The concerts were free, but still everyone was astounded by the audience numbers. While you didn’t get the lovely intimacy of London’s Darbar Festival, you did get superb sound and a vast number of young people. It was the place to be and the performances were relayed on screens, which really helped if you were way back. Santoor player Shivkumar Sharma, who’s become a Simon Rattle look-alike, lamented the predominance of Bollywood and rock in India and said: “if only they could come here and see the reception of classical music.”
Standouts for me were Karnatic singer Aruna Sairam from Chennai, who is an unstoppable force of nature. Accompanied by violin, mridangam drum and ghatam clay pot, she seared through a sequence of fairly short ragas that elicited whoops of delight at two in the morning. Also the exquisite Kaushiki Chakraborty, who won a BBC Award for World Music in 2005. Both singers refrain from the exaggerated vocal acrobatics that can be so off-putting.
Each night finished with a big name performer, with sarod player Amjad Ali Khan on magnificent form to close the whole festival. He played two of Tagore’s favourite ragas for the Bengali audience. But it was the duet of singer Ajoy Chakrabarty (father of Kaushiki) and slide guitarist Debashish Bhattacharya (pictured above) that most intrigued me. Chakrabarty began singing a phrase so low it felt like an earth tremor and Bhattacharya followed with a melody that gently lifted it upwards. When Chakrabarty returned, his melody followed the lead and moved higher to lighten the mood. Bhattacharya then came with a growling basso profundo solo on the lower string of his specially-created instrument. After about 20 minutes Chakrabarty’s voice reached a high note that sounded perfect and transformative. He raised his hand as if holding a leaf in his fingers and then let it drop.
I was hopelessly tired at 3:30am when it began, but by the end 90 minutes later, I’d been totally reinvigorated. A metaphor for the classical music scene in Bangladesh perhaps. It’s something I’ll never forget.
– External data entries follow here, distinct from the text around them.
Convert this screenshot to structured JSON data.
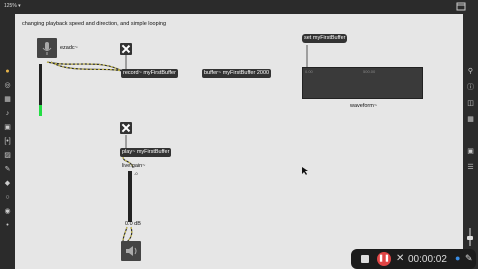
{
  "toolbar": {
    "zoom": "125% ▾"
  },
  "patch": {
    "title_comment": "changing playback speed and direction, and simple looping",
    "adc_label": "ezadc~",
    "record_label": "record~ myFirstBuffer",
    "buffer_label": "buffer~ myFirstBuffer 2000",
    "msg_label": "set myFirstBuffer",
    "waveform_label": "waveform~",
    "waveform_tick_left": "0.00",
    "waveform_tick_right": "500.00",
    "play_label": "play~ myFirstBuffer",
    "live_gain_label": "live.gain~",
    "gain_value": "0.0 dB",
    "gain_scale_top": "-0",
    "adc_meter_level": 0.22
  },
  "recording": {
    "time": "00:00:02"
  },
  "icons": {
    "top_right": "window-icon",
    "left": [
      "palette-icon",
      "target-icon",
      "bar-chart-icon",
      "music-note-icon",
      "image-icon",
      "bracket-icon",
      "tag-icon",
      "puzzle-icon",
      "layers-icon",
      "circle-icon",
      "sliders-icon",
      "dot-icon"
    ],
    "right": [
      "search-icon",
      "info-icon",
      "split-icon",
      "grid-icon",
      "camera-icon",
      "list-icon"
    ]
  }
}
Find out more about the festival at www.bengalfoundation.org/event/bengal-classical-music-festival-2014/
Simon Broughton travelled to Dhaka courtesy of the Nawab Abdul Latif Trust UK
Photos courtesy of Bengal Foundation